Have you ever wondered what it might have been like to live in the American West a hundred years ago? Or anywhere in rural America, for that matter? If you could be transported back in time, I think the first and most dramatic difference you would notice would be silence.
I went out to feed the horses on an early Sunday morning recently, and was struck by how quiet the valley was. The world, generally, is always quieter on Sunday mornings. When I lived in New York (which means Manhattan, if you’ve ever been in “The Business”) Sunday mornings were always blessedly quiet. And that word, “blessedly,” is chosen deliberately, because the fact is, I love silence. But this particular Sunday morning was especially quiet. I could see the contrail of a distant jet near the horizon, but it was far enough away that I couldn’t hear it.
I’ve been lucky enough to camp and hunt in lovely lonely places all over the world—North American, South America, Europe, Africa, New Zealand, Alaska (yes, I know that’s part of North America, but it feels different)—but the place I loved the best was the Sierra Madre mountains of Mexico, and part of the reason is the absolute silence there.
I read an article once talking about the fact that there are very few places left in the world where you can be out of the range of the sound of some aspect of the modern world, some kind of engine. Even if you’re lucky enough to live in a rural area, as I do, there are distant cars or tractors, or—if nothing else—airplanes. The western slope of the Sierra Madres in Sonora is one of those places where there is not even enough air traffic overhead to impinge on the peace and quiet our great-grandparents must have taken for granted. The only sounds I remember—and I just checked my notes from one of those trips—were the wind in the pines, and the cawing of ravens. The only engine I heard while I was down there was the generator at the line cabin where we slept, and that was only turned on when it got dark; no planes overhead, no diesel trucks, no Jake brakes, no background hum of refrigerator or computer, nothing. Just the world as it sounded for the first several million years. It was heaven.

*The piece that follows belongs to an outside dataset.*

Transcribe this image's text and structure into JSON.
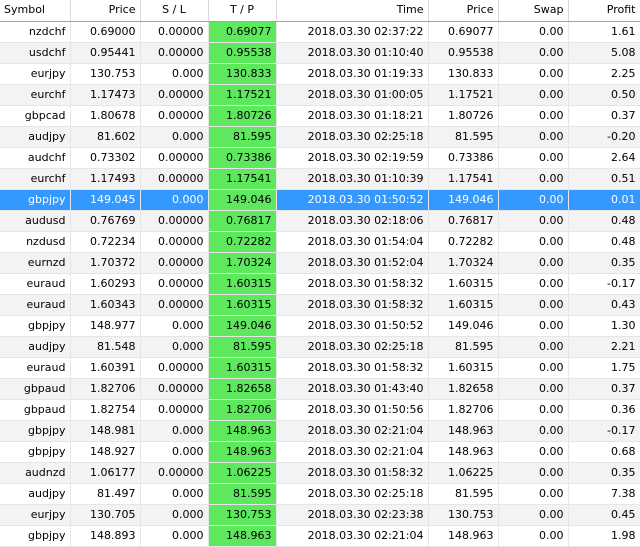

And couple that lovely silence with the incredible clarity of the dry clean air in Sonora. From the mountaintops it was possible to see for literally hundreds of miles in all directions, and while there might have been other people somewhere in all that space, it was possible to believe there weren’t any. Silence and solitude. Heaven.

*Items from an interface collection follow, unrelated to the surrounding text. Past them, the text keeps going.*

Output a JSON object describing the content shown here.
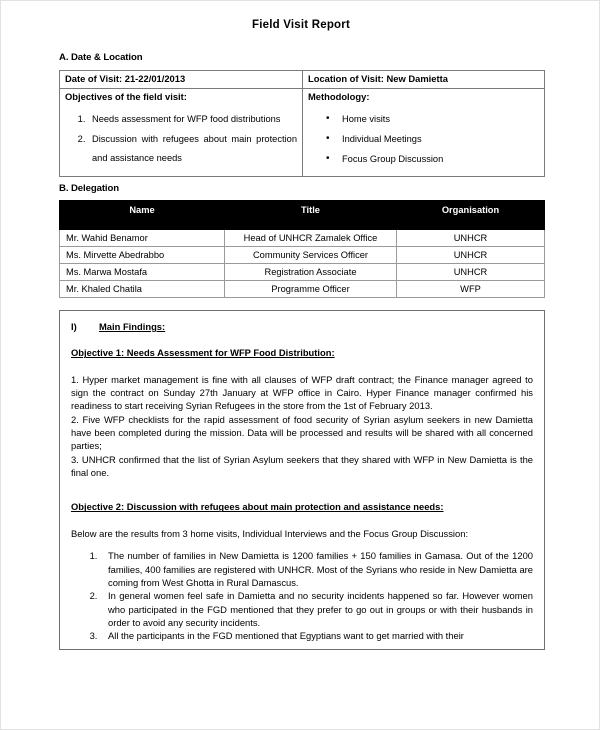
{
  "document": {
    "title": "Field Visit Report"
  },
  "section_a": {
    "heading": "A. Date & Location",
    "date_of_visit": "Date of Visit: 21-22/01/2013",
    "location_of_visit": "Location of Visit: New Damietta",
    "objectives_label": "Objectives of the field visit:",
    "methodology_label": "Methodology:",
    "objectives": [
      "Needs assessment for WFP food distributions",
      "Discussion with refugees about main protection and assistance needs"
    ],
    "methodology": [
      "Home visits",
      "Individual Meetings",
      "Focus Group Discussion"
    ]
  },
  "section_b": {
    "heading": "B. Delegation",
    "columns": [
      "Name",
      "Title",
      "Organisation"
    ],
    "rows": [
      [
        "Mr. Wahid Benamor",
        "Head of UNHCR Zamalek Office",
        "UNHCR"
      ],
      [
        "Ms. Mirvette Abedrabbo",
        "Community Services Officer",
        "UNHCR"
      ],
      [
        "Ms. Marwa Mostafa",
        "Registration Associate",
        "UNHCR"
      ],
      [
        "Mr. Khaled Chatila",
        "Programme Officer",
        "WFP"
      ]
    ]
  },
  "findings": {
    "roman": "I)",
    "heading": "Main Findings:",
    "objective1_heading": "Objective 1: Needs Assessment for WFP Food Distribution:",
    "objective1_paragraphs": [
      "1. Hyper market management is fine with all clauses of WFP draft contract; the Finance manager agreed to sign the contract on Sunday 27th January at WFP office in Cairo. Hyper Finance manager confirmed his readiness to start receiving Syrian Refugees in the store from the 1st of February 2013.",
      "2. Five WFP checklists for the rapid assessment of food security of Syrian asylum seekers in new Damietta have been completed during the mission. Data will be processed and results will be shared with all concerned parties;",
      "3. UNHCR confirmed that the list of Syrian Asylum seekers that they shared with WFP in New Damietta is the final one."
    ],
    "objective2_heading": "Objective 2: Discussion with refugees about main protection and assistance needs:",
    "objective2_lead": "Below are the results from 3 home visits, Individual Interviews and the Focus Group Discussion:",
    "objective2_items": [
      "The number of families in New Damietta is 1200 families + 150 families in Gamasa. Out of the 1200 families, 400 families are registered with UNHCR. Most of the Syrians who reside in New Damietta are coming from West Ghotta in Rural Damascus.",
      "In general women feel safe in Damietta and no security incidents happened so far. However women who participated in the FGD mentioned that they prefer to go out in groups or with their husbands in order to avoid any security incidents.",
      "All the participants in the FGD mentioned that Egyptians want to get married with their"
    ]
  }
}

Darleen is convinced I’m losing my hearing. She’s also convinced I’m losing my mental faculties, but as she has never considered I had much in that department to begin with she doesn’t worry about it particularly. But she does worry about my hearing. Ageing inevitably involves a certain degree of attrition. I have to work much harder these days to keep my chest where it belongs and not let it slide down to the mezzanine level. And if you make your living in part, as I do, testing firearms, there will always be some effect on your hearing, no matter how careful you are. But as I stood there in the early morning sun on that glorious silent Sunday morning, midway between the house and the barn, hearing nothing but the footfalls of a dancing dog at my side, it occurred to me that maybe Darleen was right. And it didn’t bother me at all. I equate silence with peace, and at that moment I was perfectly at peace.
And then, faintly at first, I could hear the distant whistle of a train. We live about ten miles, as the Condor glides, from the valley where the train climbs over the pass, and there are roughly three-thousand vertical feet of mountain between us and those tracks laid almost one hundred and fifty years ago by nameless Chinese laborers, yet I heard clearly that most evocative and romantic sound from an earlier day. It wasn’t quite as perfect as silence, but it was close, almost an accent to the silence.

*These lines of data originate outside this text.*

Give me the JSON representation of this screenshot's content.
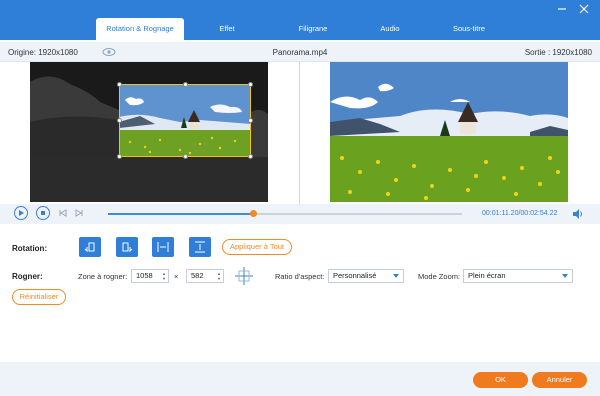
{
  "window": {
    "minimize_icon": "minus",
    "close_icon": "x"
  },
  "tabs": [
    {
      "label": "Rotation & Rognage",
      "active": true
    },
    {
      "label": "Effet",
      "active": false
    },
    {
      "label": "Filigrane",
      "active": false
    },
    {
      "label": "Audio",
      "active": false
    },
    {
      "label": "Sous-titre",
      "active": false
    }
  ],
  "infobar": {
    "origin": "Origine: 1920x1080",
    "filename": "Panorama.mp4",
    "output": "Sortie : 1920x1080"
  },
  "player": {
    "progress": 0.41,
    "time": "00:01:11.20/00:02:54.22"
  },
  "rotation": {
    "label": "Rotation:",
    "buttons": [
      "rotate-left",
      "rotate-right",
      "flip-horizontal",
      "flip-vertical"
    ],
    "apply_all": "Appliquer à Tout"
  },
  "crop": {
    "label": "Rogner:",
    "zone_label": "Zone à rogner:",
    "width": "1058",
    "times": "×",
    "height": "582",
    "aspect_label": "Ratio d'aspect:",
    "aspect_value": "Personnalisé",
    "zoom_label": "Mode Zoom:",
    "zoom_value": "Plein écran",
    "reset": "Réinitialiser"
  },
  "footer": {
    "ok": "OK",
    "cancel": "Annuler"
  },
  "colors": {
    "accent": "#2f7ed8",
    "orange": "#f07a1e"
  }
}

I wasted no time feeding the horses so I could go back into the house and tell my wife she was spouting nonsense.